|International Classification||B01D53/22, C01B21/04, C10G25/03, B01J20/28, C07C7/144, B01D53/02, B01D53/86, C01B3/50, B01D71/02, C01B23/00, B01J37/02, C10G31/11|
|Cooperative Classification||B01D2325/20, B01D69/10, B01D2325/10, B01D67/0051, B01J2229/64, C10G25/03, C01B23/0047, C01B2203/0405, B01D53/02, C01B21/0444, C01B2203/048, B01D71/028, B01J2229/66, C10G31/11, B01D53/86, B01J37/0246, C01B3/503, B01D53/228, C07C7/144|
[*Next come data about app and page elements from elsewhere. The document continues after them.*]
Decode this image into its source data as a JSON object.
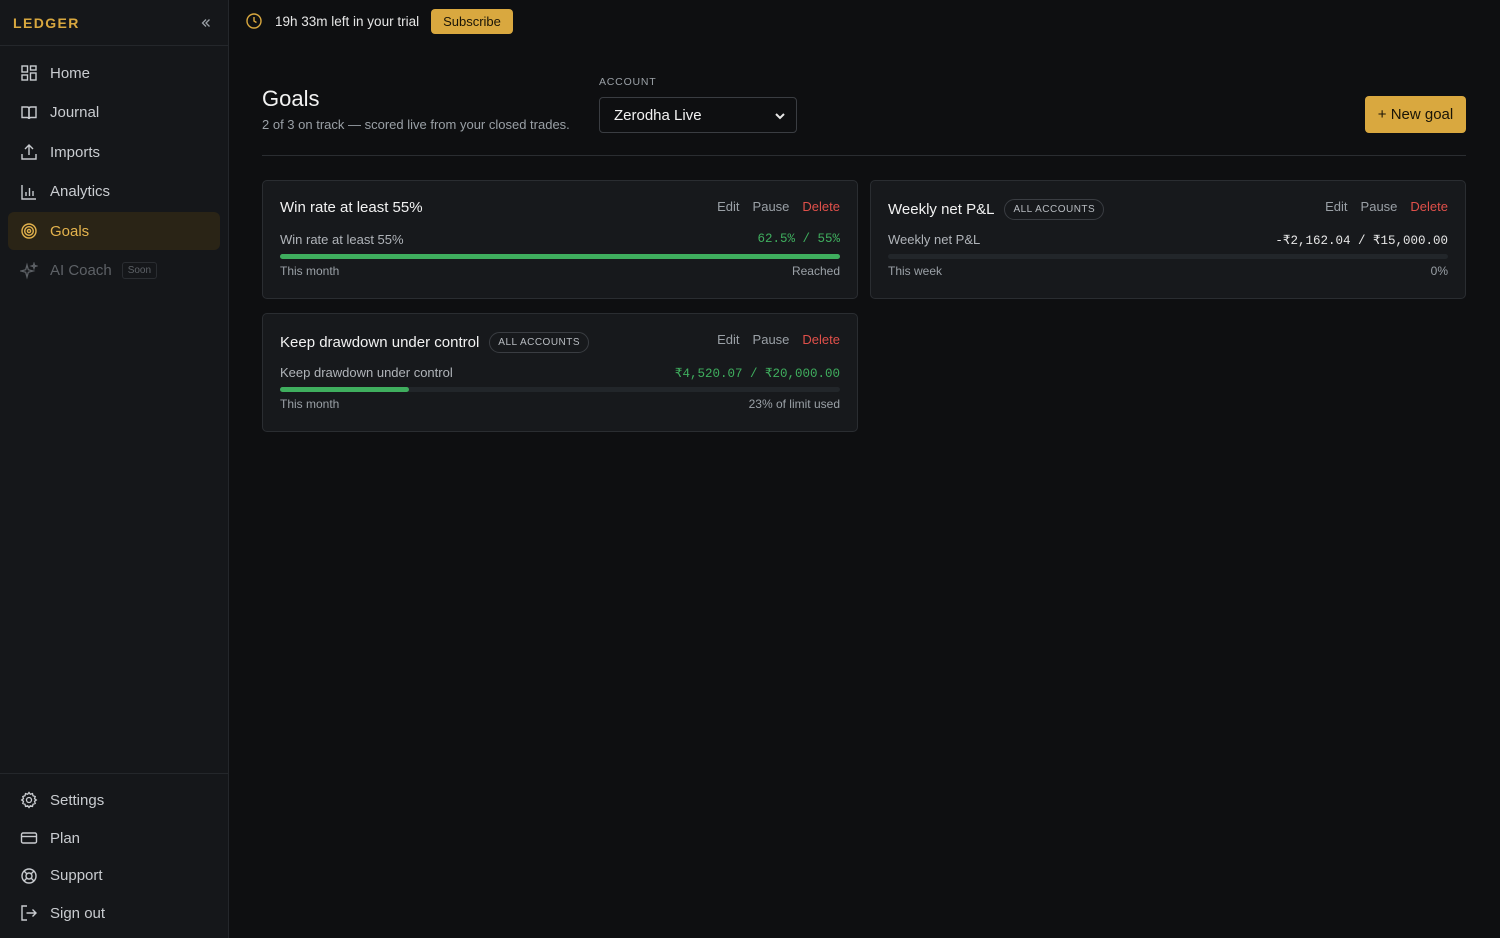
{
  "sidebar": {
    "brand": "LEDGER",
    "items": [
      {
        "label": "Home",
        "icon": "grid-icon"
      },
      {
        "label": "Journal",
        "icon": "book-icon"
      },
      {
        "label": "Imports",
        "icon": "upload-icon"
      },
      {
        "label": "Analytics",
        "icon": "bar-chart-icon"
      },
      {
        "label": "Goals",
        "icon": "target-icon",
        "active": true
      },
      {
        "label": "AI Coach",
        "icon": "sparkle-icon",
        "badge": "Soon",
        "disabled": true
      }
    ],
    "bottom_items": [
      {
        "label": "Settings",
        "icon": "gear-icon"
      },
      {
        "label": "Plan",
        "icon": "credit-card-icon"
      },
      {
        "label": "Support",
        "icon": "lifebuoy-icon"
      },
      {
        "label": "Sign out",
        "icon": "sign-out-icon"
      }
    ]
  },
  "trial": {
    "text": "19h 33m left in your trial",
    "subscribe_label": "Subscribe"
  },
  "page": {
    "title": "Goals",
    "subtitle": "2 of 3 on track — scored live from your closed trades.",
    "account_label": "ACCOUNT",
    "account_value": "Zerodha Live",
    "new_goal_label": "+ New goal"
  },
  "actions": {
    "edit": "Edit",
    "pause": "Pause",
    "delete": "Delete"
  },
  "goals": [
    {
      "title": "Win rate at least 55%",
      "metric_label": "Win rate at least 55%",
      "value": "62.5% / 55%",
      "progress": 1.0,
      "period": "This month",
      "status": "Reached",
      "value_color": "#3fae5e"
    },
    {
      "title": "Weekly net P&L",
      "pill": "ALL ACCOUNTS",
      "metric_label": "Weekly net P&L",
      "value": "-₹2,162.04 / ₹15,000.00",
      "progress": 0.0,
      "period": "This week",
      "status": "0%",
      "value_color": "#e6e6e6"
    },
    {
      "title": "Keep drawdown under control",
      "pill": "ALL ACCOUNTS",
      "metric_label": "Keep drawdown under control",
      "value": "₹4,520.07 / ₹20,000.00",
      "progress": 0.23,
      "period": "This month",
      "status": "23% of limit used",
      "value_color": "#3fae5e"
    }
  ],
  "colors": {
    "accent": "#d9a83f",
    "success": "#3fae5e",
    "danger": "#e0504a"
  }
}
|European Classification||B01D67/00M16, C01B23/00D4B2, C10G25/03, C01B3/50B2, C07C7/144, B01D53/86, C10G31/11, C01B21/04D4B2, B01J37/02M6, B01D71/02Z, B01D53/02, B01D53/22M|
|Mar 3, 1997||AS||Assignment|
Owner name: EXXON RESEARCH AND ENGINEERING CO., NEW JERSEY
Free format text: ASSIGNMENT OF ASSIGNORS INTEREST;ASSIGNOR:LAI, WENYIH FRANK;REEL/FRAME:008390/0800
Effective date: 19940906
|Mar 28, 2002||FPAY||Fee payment|
Year of fee payment: 4
|Mar 28, 2006||FPAY||Fee payment|
Year of fee payment: 8
|May 24, 2010||REMI||Maintenance fee reminder mailed|
|Oct 20, 2010||LAPS||Lapse for failure to pay maintenance fees|
|Dec 7, 2010||FP||Expired due to failure to pay maintenance fee|
Effective date: 20101020